[EXERCISE INPUTS]:
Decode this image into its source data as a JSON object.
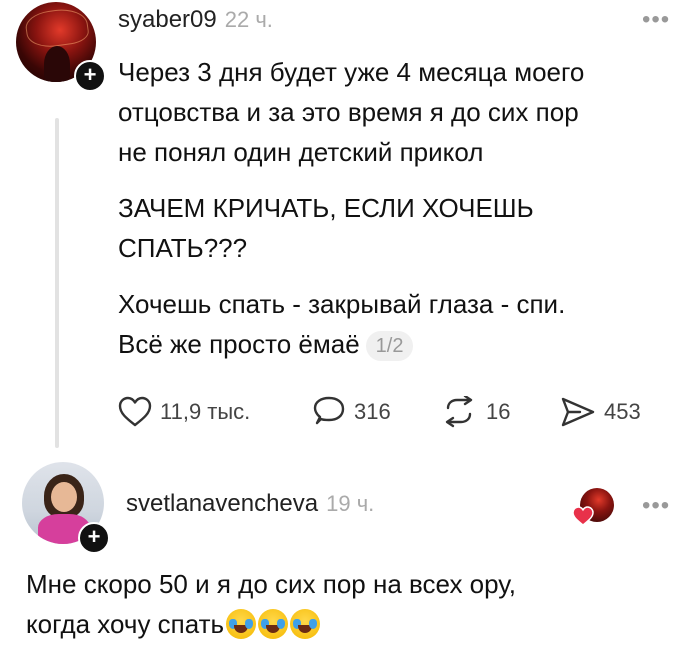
{
  "comment1": {
    "username": "syaber09",
    "time": "22 ч.",
    "paragraphs": [
      "Через 3 дня будет уже 4 месяца моего",
      "отцовства и за это время я до сих пор",
      "не понял один детский прикол"
    ],
    "paragraph2_line1": "ЗАЧЕМ КРИЧАТЬ, ЕСЛИ ХОЧЕШЬ",
    "paragraph2_line2": "СПАТЬ???",
    "paragraph3_line1": "Хочешь спать - закрывай глаза - спи.",
    "paragraph3_line2": "Всё же просто ёмаё",
    "page_indicator": "1/2",
    "actions": {
      "likes": "11,9 тыс.",
      "comments": "316",
      "reposts": "16",
      "shares": "453"
    },
    "more_icon": "ellipsis-icon"
  },
  "comment2": {
    "username": "svetlanavencheva",
    "time": "19 ч.",
    "text_line1": "Мне скоро 50 и я до сих пор на всех ору,",
    "text_line2": "когда хочу спать",
    "emoji": [
      "face-with-tears-of-joy",
      "face-with-tears-of-joy",
      "face-with-tears-of-joy"
    ],
    "author_liked_icon": "heart-icon",
    "more_icon": "ellipsis-icon"
  },
  "colors": {
    "text": "#111111",
    "muted": "#aaaaaa",
    "heart": "#e8314a",
    "thread_line": "#e2e2e2"
  }
}
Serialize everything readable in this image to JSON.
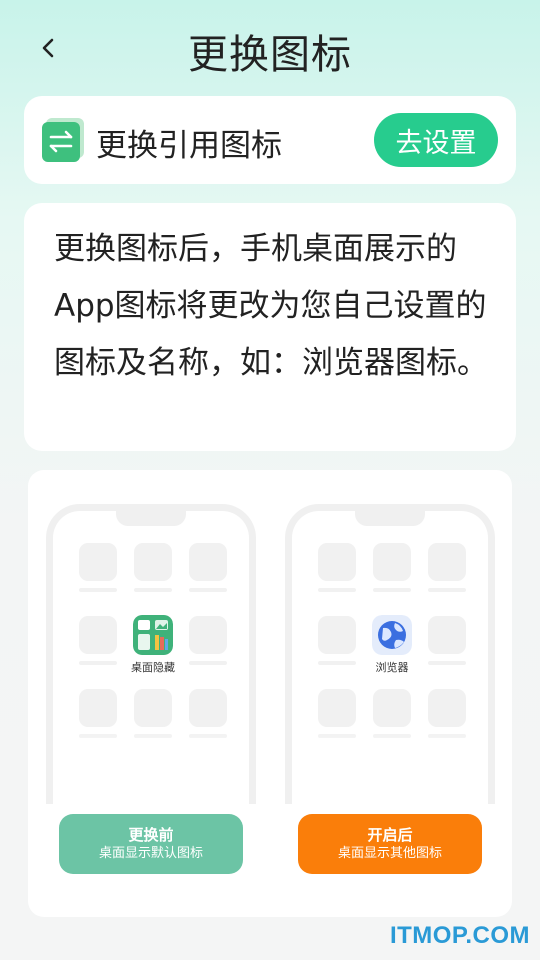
{
  "header": {
    "title": "更换图标"
  },
  "change_card": {
    "label": "更换引用图标",
    "button": "去设置",
    "icon": "swap-arrows-icon"
  },
  "description": {
    "text": "更换图标后，手机桌面展示的App图标将更改为您自己设置的图标及名称，如：浏览器图标。"
  },
  "preview": {
    "before": {
      "app_label": "桌面隐藏",
      "title": "更换前",
      "subtitle": "桌面显示默认图标",
      "color": "#6cc4a5"
    },
    "after": {
      "app_label": "浏览器",
      "title": "开启后",
      "subtitle": "桌面显示其他图标",
      "color": "#fa7e0a"
    }
  },
  "watermark": "ITMOP.COM",
  "colors": {
    "accent": "#27cc8e"
  }
}
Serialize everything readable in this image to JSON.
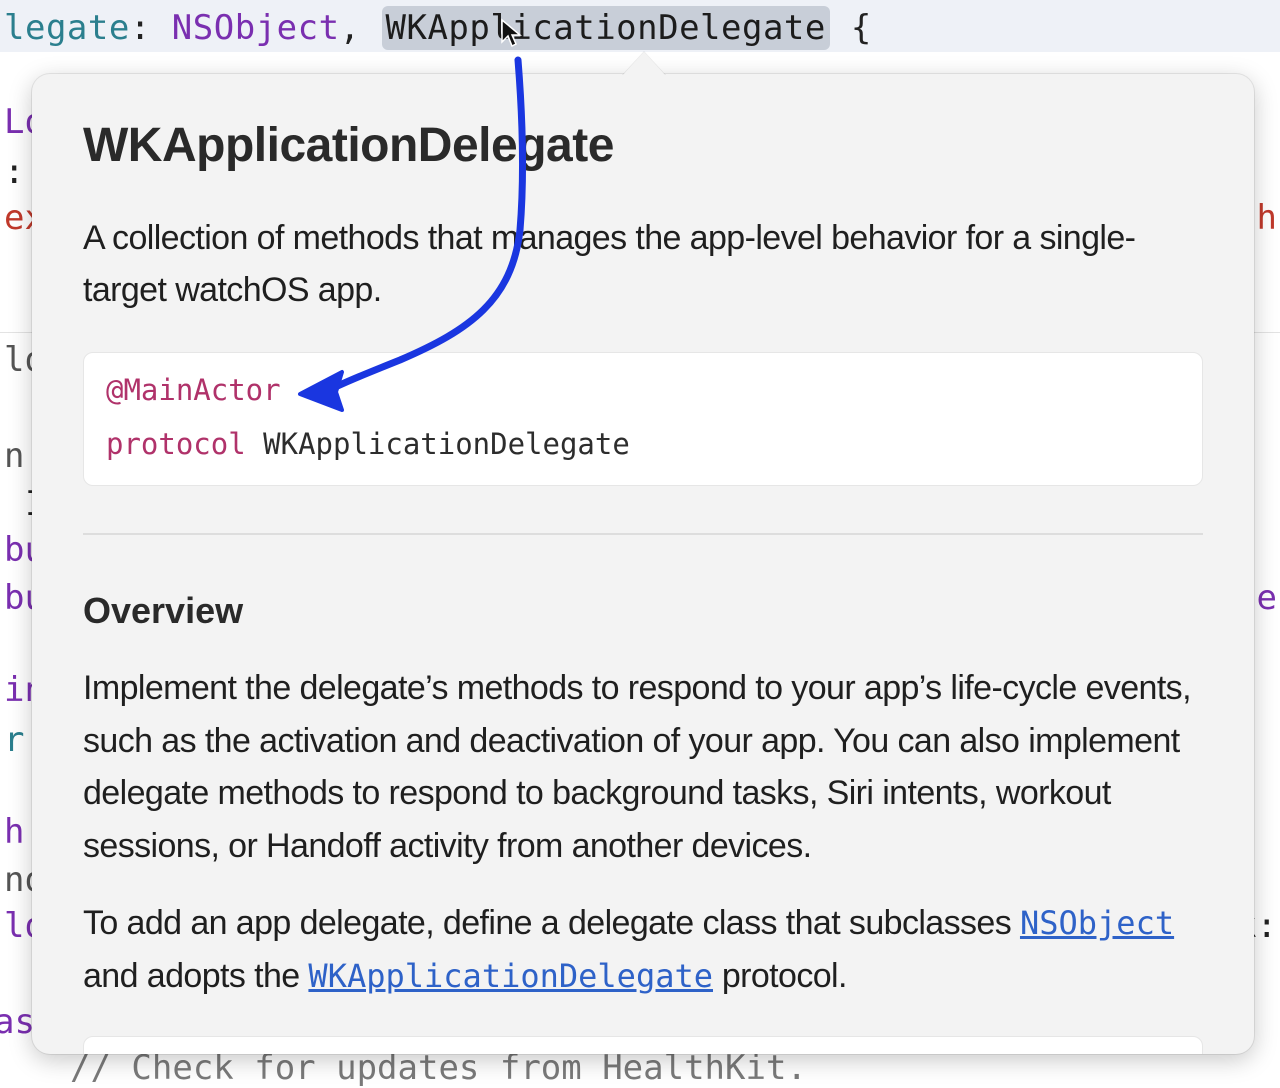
{
  "editor": {
    "top_line": {
      "prefix": "legate",
      "colon": ": ",
      "superclass": "NSObject",
      "comma": ", ",
      "selected_token": "WKApplicationDelegate",
      "brace": " {"
    },
    "left_fragments": [
      {
        "text": "Lo",
        "color": "#7a2fb0"
      },
      {
        "text": ":",
        "color": "#222222"
      },
      {
        "text": "ex",
        "color": "#c0392b"
      },
      {
        "text": "lo",
        "color": "#555555"
      },
      {
        "text": "n",
        "color": "#555555"
      },
      {
        "text": ", I",
        "color": "#222222"
      },
      {
        "text": "bu",
        "color": "#7a2fb0"
      },
      {
        "text": "bu",
        "color": "#7a2fb0"
      },
      {
        "text": "in",
        "color": "#7a2fb0"
      },
      {
        "text": "r",
        "color": "#2b7f8e"
      },
      {
        "text": "h",
        "color": "#7a2fb0"
      },
      {
        "text": "no",
        "color": "#555555"
      },
      {
        "text": "lo",
        "color": "#7a2fb0"
      },
      {
        "text": "as",
        "color": "#7a2fb0"
      }
    ],
    "right_fragments": [
      {
        "text": "ch",
        "color": "#c0392b"
      },
      {
        "text": "te",
        "color": "#7a2fb0"
      },
      {
        "text": "k:",
        "color": "#222222"
      }
    ],
    "bottom_line": "// Check for updates from HealthKit."
  },
  "popover": {
    "title": "WKApplicationDelegate",
    "summary": "A collection of methods that manages the app-level behavior for a single-target watchOS app.",
    "declaration": {
      "attribute": "@MainActor",
      "keyword": "protocol",
      "name": "WKApplicationDelegate"
    },
    "overview_heading": "Overview",
    "overview_p1": "Implement the delegate’s methods to respond to your app’s life-cycle events, such as the activation and deactivation of your app. You can also implement delegate methods to respond to background tasks, Siri intents, workout sessions, or Handoff activity from another devices.",
    "overview_p2": {
      "prefix": "To add an app delegate, define a delegate class that subclasses ",
      "link1": "NSObject",
      "middle": " and adopts the ",
      "link2": "WKApplicationDelegate",
      "suffix": " protocol."
    }
  },
  "colors": {
    "keyword_pink": "#b0326a",
    "link_blue": "#2e62c8",
    "annotation_blue": "#1a36e0",
    "popover_bg": "#f3f3f3"
  },
  "icons": {
    "cursor": "arrow-pointer-icon",
    "annotation": "hand-drawn-arrow-icon"
  }
}
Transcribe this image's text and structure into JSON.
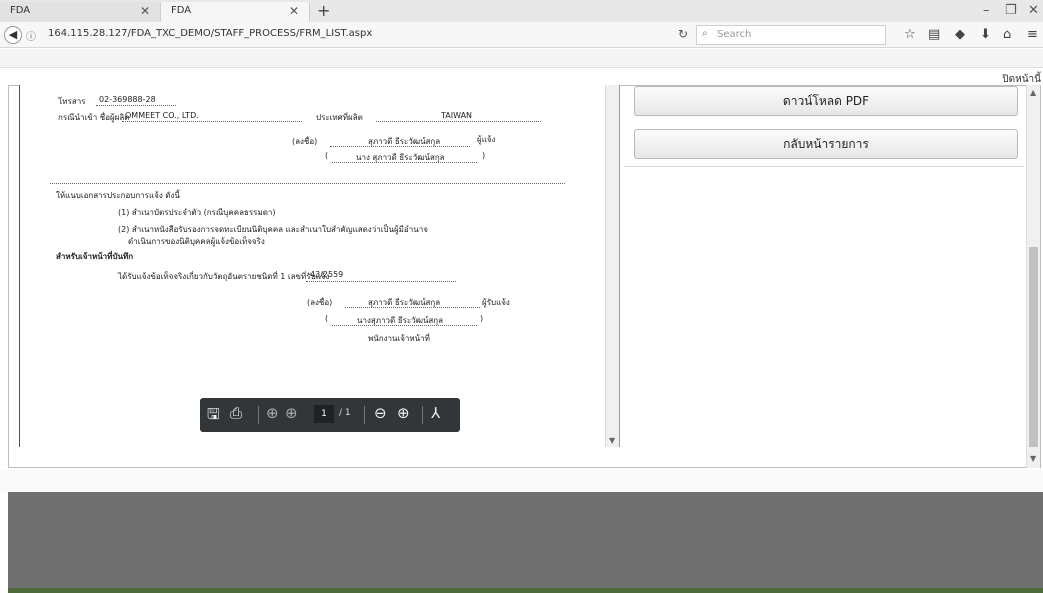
{
  "browser": {
    "tabs": [
      {
        "label": "FDA",
        "active": false
      },
      {
        "label": "FDA",
        "active": true
      }
    ],
    "url": "164.115.28.127/FDA_TXC_DEMO/STAFF_PROCESS/FRM_LIST.aspx",
    "search_placeholder": "Search",
    "back_home": "ปิดหน้านี้"
  },
  "document": {
    "lines": [
      {
        "key": "fax_label",
        "text": "โทรสาร"
      },
      {
        "key": "fax_value",
        "text": "02-369888-28"
      },
      {
        "key": "importer_label",
        "text": "กรณีนำเข้า ชื่อผู้ผลิต"
      },
      {
        "key": "manufacturer",
        "text": "OMMEET CO., LTD."
      },
      {
        "key": "country_label",
        "text": "ประเทศที่ผลิต"
      },
      {
        "key": "country",
        "text": "TAIWAN"
      },
      {
        "key": "sign_label1",
        "text": "(ลงชื่อ)"
      },
      {
        "key": "signer1",
        "text": "สุภาวดี ธีระวัฒน์สกุล"
      },
      {
        "key": "role1",
        "text": "ผู้แจ้ง"
      },
      {
        "key": "signer1_full",
        "text": "นาง สุภาวดี ธีระวัฒน์สกุล"
      },
      {
        "key": "attach_heading",
        "text": "ให้แนบเอกสารประกอบการแจ้ง ดังนี้"
      },
      {
        "key": "attach1",
        "text": "(1) สำเนาบัตรประจำตัว (กรณีบุคคลธรรมดา)"
      },
      {
        "key": "attach2a",
        "text": "(2) สำเนาหนังสือรับรองการจดทะเบียนนิติบุคคล และสำเนาใบสำคัญแสดงว่าเป็นผู้มีอำนาจ"
      },
      {
        "key": "attach2b",
        "text": "ดำเนินการของนิติบุคคลผู้แจ้งข้อเท็จจริง"
      },
      {
        "key": "officer_heading",
        "text": "สำหรับเจ้าหน้าที่บันทึก"
      },
      {
        "key": "received_text",
        "text": "ได้รับแจ้งข้อเท็จจริงเกี่ยวกับวัตถุอันตรายชนิดที่ 1 เลขที่รับแจ้ง"
      },
      {
        "key": "received_no",
        "text": "43/2559"
      },
      {
        "key": "sign_label2",
        "text": "(ลงชื่อ)"
      },
      {
        "key": "signer2",
        "text": "สุภาวดี ธีระวัฒน์สกุล"
      },
      {
        "key": "role2",
        "text": "ผู้รับแจ้ง"
      },
      {
        "key": "signer2_full",
        "text": "นางสุภาวดี ธีระวัฒน์สกุล"
      },
      {
        "key": "officer_title",
        "text": "พนักงานเจ้าหน้าที่"
      }
    ]
  },
  "pdf_toolbar": {
    "page_current": "1",
    "page_total": "/ 1"
  },
  "actions": {
    "download_pdf": "ดาวน์โหลด PDF",
    "back_to_list": "กลับหน้ารายการ"
  }
}
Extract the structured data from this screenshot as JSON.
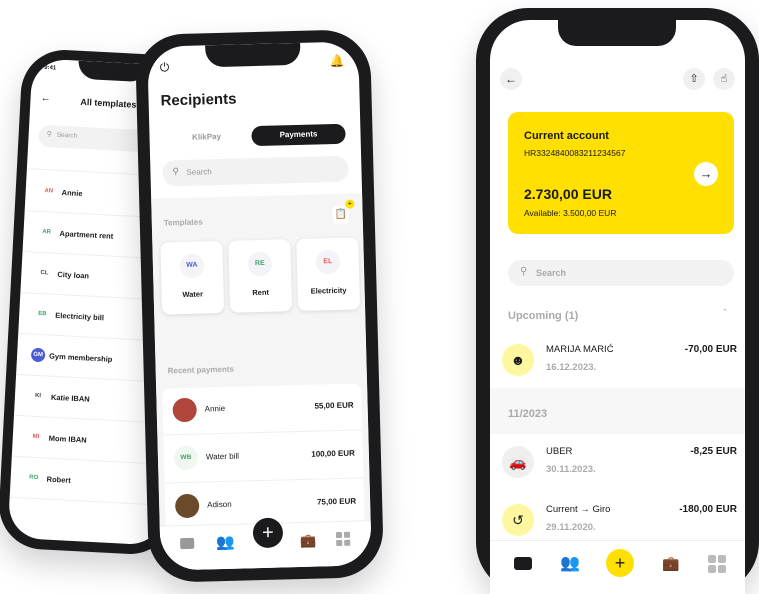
{
  "phone1": {
    "status_time": "9:41",
    "title": "All templates",
    "search_placeholder": "Search",
    "templates": [
      {
        "badge": "AN",
        "name": "Annie",
        "color": "#e25b5b"
      },
      {
        "badge": "AR",
        "name": "Apartment rent",
        "color": "#3aa768"
      },
      {
        "badge": "CL",
        "name": "City loan",
        "color": "#444444"
      },
      {
        "badge": "EB",
        "name": "Electricity bill",
        "color": "#3aa768"
      },
      {
        "badge": "GM",
        "name": "Gym membership",
        "color": "#ffffff"
      },
      {
        "badge": "KI",
        "name": "Katie IBAN",
        "color": "#444444"
      },
      {
        "badge": "MI",
        "name": "Mom IBAN",
        "color": "#e25b5b"
      },
      {
        "badge": "RO",
        "name": "Robert",
        "color": "#3aa768"
      }
    ]
  },
  "phone2": {
    "title": "Recipients",
    "tabs": [
      "KlikPay",
      "Payments"
    ],
    "search_placeholder": "Search",
    "templates_label": "Templates",
    "template_cards": [
      {
        "badge": "WA",
        "name": "Water",
        "color": "#4b5bd6"
      },
      {
        "badge": "RE",
        "name": "Rent",
        "color": "#3aa768"
      },
      {
        "badge": "EL",
        "name": "Electricity",
        "color": "#e25b5b"
      }
    ],
    "recent_label": "Recent payments",
    "payments": [
      {
        "avatar": "photo",
        "name": "Annie",
        "amount": "55,00 EUR"
      },
      {
        "avatar": "WB",
        "name": "Water bill",
        "amount": "100,00 EUR"
      },
      {
        "avatar": "photo",
        "name": "Adison",
        "amount": "75,00 EUR"
      }
    ]
  },
  "phone3": {
    "account": {
      "name": "Current account",
      "iban": "HR3324840083211234567",
      "balance": "2.730,00 EUR",
      "available": "Available: 3.500,00 EUR"
    },
    "search_placeholder": "Search",
    "upcoming_label": "Upcoming (1)",
    "month_label": "11/2023",
    "transactions": [
      {
        "name": "MARIJA MARIĆ",
        "date": "16.12.2023.",
        "amount": "-70,00 EUR"
      },
      {
        "name": "UBER",
        "date": "30.11.2023.",
        "amount": "-8,25 EUR"
      },
      {
        "name": "Current → Giro",
        "date": "29.11.2020.",
        "amount": "-180,00 EUR"
      }
    ]
  },
  "colors": {
    "accent": "#ffe000",
    "dark": "#1b1b1d"
  }
}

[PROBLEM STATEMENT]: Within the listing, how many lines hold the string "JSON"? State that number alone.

[THE COMPLETED TASK]: 5